CAIRO: Egyptian police are holding some 200 supporters of the Muslim Brotherhood who were arrested during a protest near a courthouse in the Nile Delta town of Zagazig, the group said Tuesday. They arrested about 200 people, Mohammed Habib, the deputy supreme guide of the banned but at times tolerated group, told AFP. Ninety-two of them have been referred to the prosecution, but we do not have any information about the charges, he said. Hundreds of the movement s supporters organized a demonstration outside the court building on Monday in support of Hassan Al-Hayawan, a prominent Brotherhood figure who was on trial. Hayawan, who was later acquitted, had been charged with illegal possession of weapons and belonging to an illegal organization. Police deployed in force around the court to prevent Brotherhood supporters from approaching the building. They beat and tear-gassed the protesters, injuring at least 10 people, the Islamist movement said. The Brotherhood initially said some 110 protesters were arrested and that most of them were later released. Nobody was released, Habib said. The Brotherhood fielded candidates as independents in the November-December 2005 parliamentary elections and won 20 percent of seats in the People s Assembly, becoming Egypt s largest opposition bloc. In recent weeks, hundreds of members of the group were detained after joining popular demonstrations in support of reformist judges calling for independence from the executive. Habib estimated that the number of those detained over the past three months alone was some 650, excluding the latest arrests.
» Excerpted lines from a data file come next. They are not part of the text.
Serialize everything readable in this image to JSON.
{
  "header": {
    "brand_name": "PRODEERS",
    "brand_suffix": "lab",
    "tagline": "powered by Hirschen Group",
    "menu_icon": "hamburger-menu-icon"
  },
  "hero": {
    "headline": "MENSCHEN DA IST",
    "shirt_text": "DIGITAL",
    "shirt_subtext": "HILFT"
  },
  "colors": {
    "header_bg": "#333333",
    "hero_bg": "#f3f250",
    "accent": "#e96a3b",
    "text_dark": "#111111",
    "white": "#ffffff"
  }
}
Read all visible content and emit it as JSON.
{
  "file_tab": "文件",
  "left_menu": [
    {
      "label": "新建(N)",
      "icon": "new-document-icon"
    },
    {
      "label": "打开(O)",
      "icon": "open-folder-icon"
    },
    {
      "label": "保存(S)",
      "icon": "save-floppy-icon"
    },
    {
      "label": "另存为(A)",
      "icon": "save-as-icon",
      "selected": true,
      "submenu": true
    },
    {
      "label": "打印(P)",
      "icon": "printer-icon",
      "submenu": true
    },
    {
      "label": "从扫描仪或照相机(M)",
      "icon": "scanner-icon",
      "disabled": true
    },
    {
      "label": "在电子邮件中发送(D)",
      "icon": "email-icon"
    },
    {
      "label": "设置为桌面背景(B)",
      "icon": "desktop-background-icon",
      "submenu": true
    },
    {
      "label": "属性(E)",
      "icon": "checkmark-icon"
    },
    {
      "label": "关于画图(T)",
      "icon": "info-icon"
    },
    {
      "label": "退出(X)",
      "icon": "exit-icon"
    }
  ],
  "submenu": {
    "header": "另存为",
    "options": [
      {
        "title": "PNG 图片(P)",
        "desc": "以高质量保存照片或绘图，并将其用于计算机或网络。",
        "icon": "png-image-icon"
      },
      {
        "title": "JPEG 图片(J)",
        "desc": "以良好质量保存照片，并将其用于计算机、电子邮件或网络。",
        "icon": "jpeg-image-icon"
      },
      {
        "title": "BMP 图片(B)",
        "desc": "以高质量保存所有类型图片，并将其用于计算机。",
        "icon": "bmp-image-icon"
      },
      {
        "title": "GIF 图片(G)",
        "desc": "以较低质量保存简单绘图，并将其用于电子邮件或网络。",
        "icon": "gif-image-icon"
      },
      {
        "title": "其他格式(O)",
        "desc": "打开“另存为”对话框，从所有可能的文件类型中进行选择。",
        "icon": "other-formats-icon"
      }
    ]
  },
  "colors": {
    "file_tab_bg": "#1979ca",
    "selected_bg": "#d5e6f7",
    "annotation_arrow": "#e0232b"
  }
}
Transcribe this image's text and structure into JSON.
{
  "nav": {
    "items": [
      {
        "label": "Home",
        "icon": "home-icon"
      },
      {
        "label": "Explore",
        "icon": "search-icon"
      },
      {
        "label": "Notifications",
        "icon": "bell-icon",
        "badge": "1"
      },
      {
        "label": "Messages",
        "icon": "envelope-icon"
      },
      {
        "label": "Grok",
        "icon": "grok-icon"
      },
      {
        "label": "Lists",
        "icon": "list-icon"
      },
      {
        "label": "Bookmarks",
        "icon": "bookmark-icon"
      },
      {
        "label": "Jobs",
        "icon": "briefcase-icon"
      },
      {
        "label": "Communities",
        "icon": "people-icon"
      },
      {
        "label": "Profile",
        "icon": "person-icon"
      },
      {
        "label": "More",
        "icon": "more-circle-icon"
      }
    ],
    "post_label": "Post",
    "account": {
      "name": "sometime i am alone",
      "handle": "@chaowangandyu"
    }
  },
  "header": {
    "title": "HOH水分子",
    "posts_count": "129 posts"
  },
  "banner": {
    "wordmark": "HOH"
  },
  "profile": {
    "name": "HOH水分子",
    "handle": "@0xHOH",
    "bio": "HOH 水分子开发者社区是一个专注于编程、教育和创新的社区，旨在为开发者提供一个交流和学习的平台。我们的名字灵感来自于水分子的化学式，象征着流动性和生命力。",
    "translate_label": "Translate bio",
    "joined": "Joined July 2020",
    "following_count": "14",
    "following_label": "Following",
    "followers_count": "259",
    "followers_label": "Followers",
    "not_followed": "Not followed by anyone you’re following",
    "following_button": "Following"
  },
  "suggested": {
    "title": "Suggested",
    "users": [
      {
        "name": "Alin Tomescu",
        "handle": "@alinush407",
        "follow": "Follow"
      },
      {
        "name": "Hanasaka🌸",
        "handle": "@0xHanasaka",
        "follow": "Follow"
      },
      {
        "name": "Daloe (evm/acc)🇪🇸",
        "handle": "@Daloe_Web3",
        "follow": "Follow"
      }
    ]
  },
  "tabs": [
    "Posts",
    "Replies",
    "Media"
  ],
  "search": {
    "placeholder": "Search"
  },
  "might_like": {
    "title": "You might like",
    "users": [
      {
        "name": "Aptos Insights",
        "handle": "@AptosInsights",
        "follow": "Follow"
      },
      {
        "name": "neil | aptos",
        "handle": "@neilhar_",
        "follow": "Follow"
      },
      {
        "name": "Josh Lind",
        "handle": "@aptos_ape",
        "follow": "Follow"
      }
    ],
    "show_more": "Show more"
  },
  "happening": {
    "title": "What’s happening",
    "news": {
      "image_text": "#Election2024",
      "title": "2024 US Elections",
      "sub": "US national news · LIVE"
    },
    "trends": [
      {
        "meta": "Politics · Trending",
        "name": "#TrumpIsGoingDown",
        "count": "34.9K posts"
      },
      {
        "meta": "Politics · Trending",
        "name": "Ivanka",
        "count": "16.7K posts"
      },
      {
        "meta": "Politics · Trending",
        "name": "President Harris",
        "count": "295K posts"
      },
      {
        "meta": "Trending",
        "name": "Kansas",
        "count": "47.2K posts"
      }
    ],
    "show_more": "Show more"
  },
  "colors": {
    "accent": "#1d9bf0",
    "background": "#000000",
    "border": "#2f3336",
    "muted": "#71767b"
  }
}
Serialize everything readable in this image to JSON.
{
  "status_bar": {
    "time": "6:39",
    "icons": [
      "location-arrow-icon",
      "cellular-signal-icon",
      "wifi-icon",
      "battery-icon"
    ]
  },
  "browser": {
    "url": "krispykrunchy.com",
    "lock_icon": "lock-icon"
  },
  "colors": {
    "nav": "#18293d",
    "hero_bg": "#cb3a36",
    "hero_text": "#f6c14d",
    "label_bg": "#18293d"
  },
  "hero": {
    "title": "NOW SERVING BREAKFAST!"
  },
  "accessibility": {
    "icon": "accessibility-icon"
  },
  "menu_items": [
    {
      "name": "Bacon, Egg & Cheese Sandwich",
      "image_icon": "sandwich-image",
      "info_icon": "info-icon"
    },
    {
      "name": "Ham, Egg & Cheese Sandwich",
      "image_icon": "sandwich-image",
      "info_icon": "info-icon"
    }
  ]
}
Police doubled efforts to crack down on the Brotherhood in March, when the group began demonstrating against the extension of Egypt s controversial Emergency Law and in support of two reformist judges who blew the whistle on alleged electoral fraud. Last month, a judiciary panel reprimanded one judge and cleared the other.
Last week, the U.S. Congress voted only narrowly to continue funnelling aid money to Egypt. Last month, the U.S. State Department publicly criticized Egypt for its harsh crackdown on secular political activists, one of whom accused police of torture and sexual abuse. Agencies